Next: 143 million people got their data exposed after this breach.
- Breach impact: Personal information of 143 million people, also 209,000 consumers had their credit card data exposed.
On July 29, 2017, an application vulnerability on Equifax’s website exposed the personal details of over 143 million people. Equifax is one of the largest credit bureaus in the U.S. The breach was discovered in July 2017, but it had probably gone on since May.
In a statement, Equifax said, “Criminals exploited a U.S. website application vulnerability to gain access to certain files. Based on the company’s investigation, the unauthorized access occurred from mid-May through July 2017. The company has found no evidence of unauthorized activity on Equifax’s core consumer or commercial credit reporting databases.”
Next: This auction giant exposed ALL of their users’ cyber info when they were attacked.
- Breach impact: 145 million users compromised
In May 2014 a cyber attack against eBay, exposed names, addresses, dates of birth, and encrypted passwords of all of its 145 million users. Anyone who had ever used the auction giant was compromised. Hackers gained access using the credentials of three corporate employees for 229 days.
Luckily, no credit card information was stolen. CEO John Donahue said the breach resulted in a decline in user activity. eBay urged their customers to change their passwords.
Next: This attack was both scary and humiliating.
2. Adult Friend Finder
- Breach impact: Over 412.2 million accounts
Adult Friend Finder is a part of The FriendFinder Network, which includes casual hookup and adult content websites. In Oct. 2016, 20 years of data across the network was breached. It included names, email addresses, and passwords of over 400 million users. The Friend Finder Network only protected passwords using a very weak algorithm which was easily hacked.
AFF Vice President Diana Ballou issued a statement saying, “We did identify and fix a vulnerability that was related to the ability to access source code through an injection vulnerability.” However, it was still embarrassing for those who got their information leaked. LeakedSource.com published the entire set of data on Nov. 14, 2016.
Next: The largest data breach of all time.
Breach impact: 3 billion user accounts
The largest data breach of the 21st century affected 3 billion user accounts on Yahoo! In 2016, while trying to negotiate a sale to Verizon, Yahoo! had to announce that back in 2014, they’d be the victim of the most significant data breach in history. The hack affected the real names, email addresses, dates of birth, and telephone numbers of 500 million users. By announcing this hack, Yahoo! tried to the bury the fact that in 2013, they had been breached by a different group of hackers who compromised 1 billion accounts.

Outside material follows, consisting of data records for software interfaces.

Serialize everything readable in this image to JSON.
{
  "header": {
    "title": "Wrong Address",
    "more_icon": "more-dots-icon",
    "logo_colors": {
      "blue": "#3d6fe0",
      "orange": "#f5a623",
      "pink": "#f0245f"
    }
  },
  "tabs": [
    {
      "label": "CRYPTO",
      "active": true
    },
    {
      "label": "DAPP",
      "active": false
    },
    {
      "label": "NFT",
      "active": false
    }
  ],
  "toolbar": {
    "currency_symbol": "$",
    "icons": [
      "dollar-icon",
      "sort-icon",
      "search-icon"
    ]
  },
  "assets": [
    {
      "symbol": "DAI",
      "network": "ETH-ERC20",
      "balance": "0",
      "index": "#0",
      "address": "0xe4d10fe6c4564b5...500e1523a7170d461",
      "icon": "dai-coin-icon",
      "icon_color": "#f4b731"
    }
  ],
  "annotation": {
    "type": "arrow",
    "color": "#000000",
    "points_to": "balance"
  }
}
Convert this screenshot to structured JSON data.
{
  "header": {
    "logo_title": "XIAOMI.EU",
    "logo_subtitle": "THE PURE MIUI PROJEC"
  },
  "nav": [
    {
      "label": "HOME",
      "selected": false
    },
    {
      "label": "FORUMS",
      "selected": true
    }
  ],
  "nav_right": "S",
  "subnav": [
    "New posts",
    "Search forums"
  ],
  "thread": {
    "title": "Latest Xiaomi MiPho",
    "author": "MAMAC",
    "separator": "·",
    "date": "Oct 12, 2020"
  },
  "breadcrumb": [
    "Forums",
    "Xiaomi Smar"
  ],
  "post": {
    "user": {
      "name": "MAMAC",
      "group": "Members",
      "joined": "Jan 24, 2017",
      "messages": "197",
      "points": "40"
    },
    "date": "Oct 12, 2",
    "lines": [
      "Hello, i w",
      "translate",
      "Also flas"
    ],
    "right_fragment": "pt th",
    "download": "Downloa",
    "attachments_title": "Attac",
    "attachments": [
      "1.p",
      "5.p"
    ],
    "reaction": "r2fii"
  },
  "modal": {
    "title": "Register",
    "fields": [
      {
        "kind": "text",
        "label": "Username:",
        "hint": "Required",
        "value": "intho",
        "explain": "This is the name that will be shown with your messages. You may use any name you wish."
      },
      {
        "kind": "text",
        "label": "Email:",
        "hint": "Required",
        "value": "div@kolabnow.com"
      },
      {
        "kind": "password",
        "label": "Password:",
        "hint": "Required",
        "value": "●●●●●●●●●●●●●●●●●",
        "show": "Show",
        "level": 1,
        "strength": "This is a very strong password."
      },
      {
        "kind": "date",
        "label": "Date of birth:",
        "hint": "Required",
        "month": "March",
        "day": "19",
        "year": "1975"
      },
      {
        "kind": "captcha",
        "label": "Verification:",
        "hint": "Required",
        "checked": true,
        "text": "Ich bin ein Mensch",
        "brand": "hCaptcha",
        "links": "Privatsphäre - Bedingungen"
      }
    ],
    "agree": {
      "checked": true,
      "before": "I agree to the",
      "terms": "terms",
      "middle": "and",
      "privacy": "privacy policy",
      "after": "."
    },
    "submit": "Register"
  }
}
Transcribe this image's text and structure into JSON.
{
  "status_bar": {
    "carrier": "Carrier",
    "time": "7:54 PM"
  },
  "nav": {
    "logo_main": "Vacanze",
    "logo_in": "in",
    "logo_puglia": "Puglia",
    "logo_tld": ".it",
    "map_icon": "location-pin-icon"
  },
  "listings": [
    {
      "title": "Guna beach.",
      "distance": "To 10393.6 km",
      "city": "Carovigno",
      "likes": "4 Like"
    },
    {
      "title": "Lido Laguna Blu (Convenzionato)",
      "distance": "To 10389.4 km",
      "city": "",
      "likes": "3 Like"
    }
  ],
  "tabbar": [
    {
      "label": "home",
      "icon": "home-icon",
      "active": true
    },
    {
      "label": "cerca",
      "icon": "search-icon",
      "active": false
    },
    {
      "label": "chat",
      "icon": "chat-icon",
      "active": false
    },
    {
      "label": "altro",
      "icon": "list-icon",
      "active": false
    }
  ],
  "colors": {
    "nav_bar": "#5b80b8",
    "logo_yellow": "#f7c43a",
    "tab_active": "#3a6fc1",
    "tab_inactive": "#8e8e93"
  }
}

In 2017, Yahoo! revised their original statements saying that it was actually 3 billion user accounts that were compromised. This happened from 2013 to 2014. With news of this massive breach in the public, Yahoo! had to slash their sale price by $350 million. Verizon eventually did buy Yahoo! for $4.48 billion but that was not what Yahoo! was hoping for. At one point, the company which was founded in 1994 was worth upwards $100 billion; the breach was quite a loss.